- Work item -
Give all of the data again exactly as written, omitting every image.

- Supplied information -
......

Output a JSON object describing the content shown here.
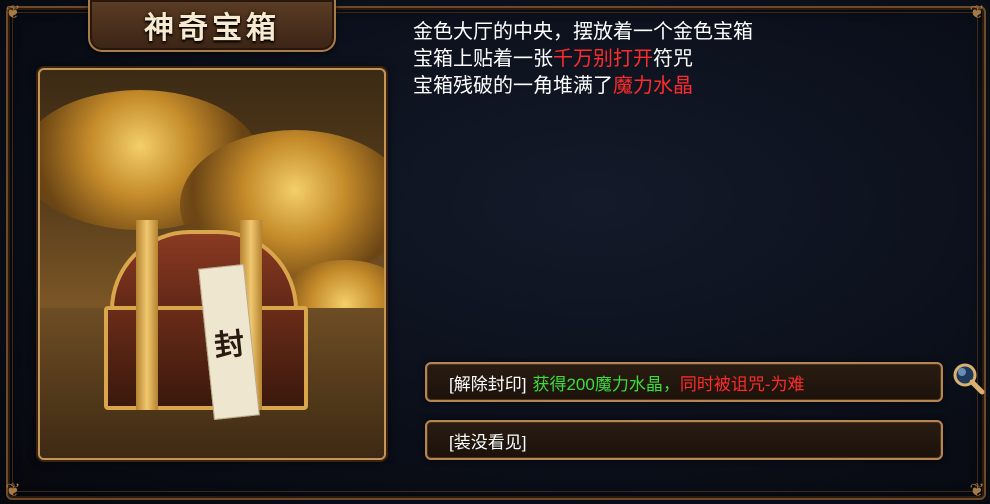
{
  "title": "神奇宝箱",
  "story": {
    "line1": "金色大厅的中央，摆放着一个金色宝箱",
    "line2_prefix": "宝箱上贴着一张",
    "line2_highlight": "千万别打开",
    "line2_suffix": "符咒",
    "line3_prefix": "宝箱残破的一角堆满了",
    "line3_highlight": "魔力水晶"
  },
  "art": {
    "seal_char": "封"
  },
  "options": {
    "opt1": {
      "tag": "[解除封印]",
      "reward": "获得200魔力水晶，",
      "penalty": "同时被诅咒-为难"
    },
    "opt2": {
      "tag": "[装没看见]"
    }
  },
  "icons": {
    "magnifier": "magnifier-icon"
  },
  "colors": {
    "highlight_red": "#ff2b2b",
    "reward_green": "#3ddc3d",
    "frame_gold": "#b58653"
  }
}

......

- Solution to this exercise -
Output a JSON object describing the content shown here.
{
  "title": "神奇宝箱",
  "story": {
    "line1": "金色大厅的中央，摆放着一个金色宝箱",
    "line2_prefix": "宝箱上贴着一张",
    "line2_highlight": "千万别打开",
    "line2_suffix": "符咒",
    "line3_prefix": "宝箱残破的一角堆满了",
    "line3_highlight": "魔力水晶"
  },
  "art": {
    "seal_char": "封"
  },
  "options": {
    "opt1": {
      "tag": "[解除封印]",
      "reward": "获得200魔力水晶，",
      "penalty": "同时被诅咒-为难"
    },
    "opt2": {
      "tag": "[装没看见]"
    }
  },
  "icons": {
    "magnifier": "magnifier-icon"
  },
  "colors": {
    "highlight_red": "#ff2b2b",
    "reward_green": "#3ddc3d",
    "frame_gold": "#b58653"
  }
}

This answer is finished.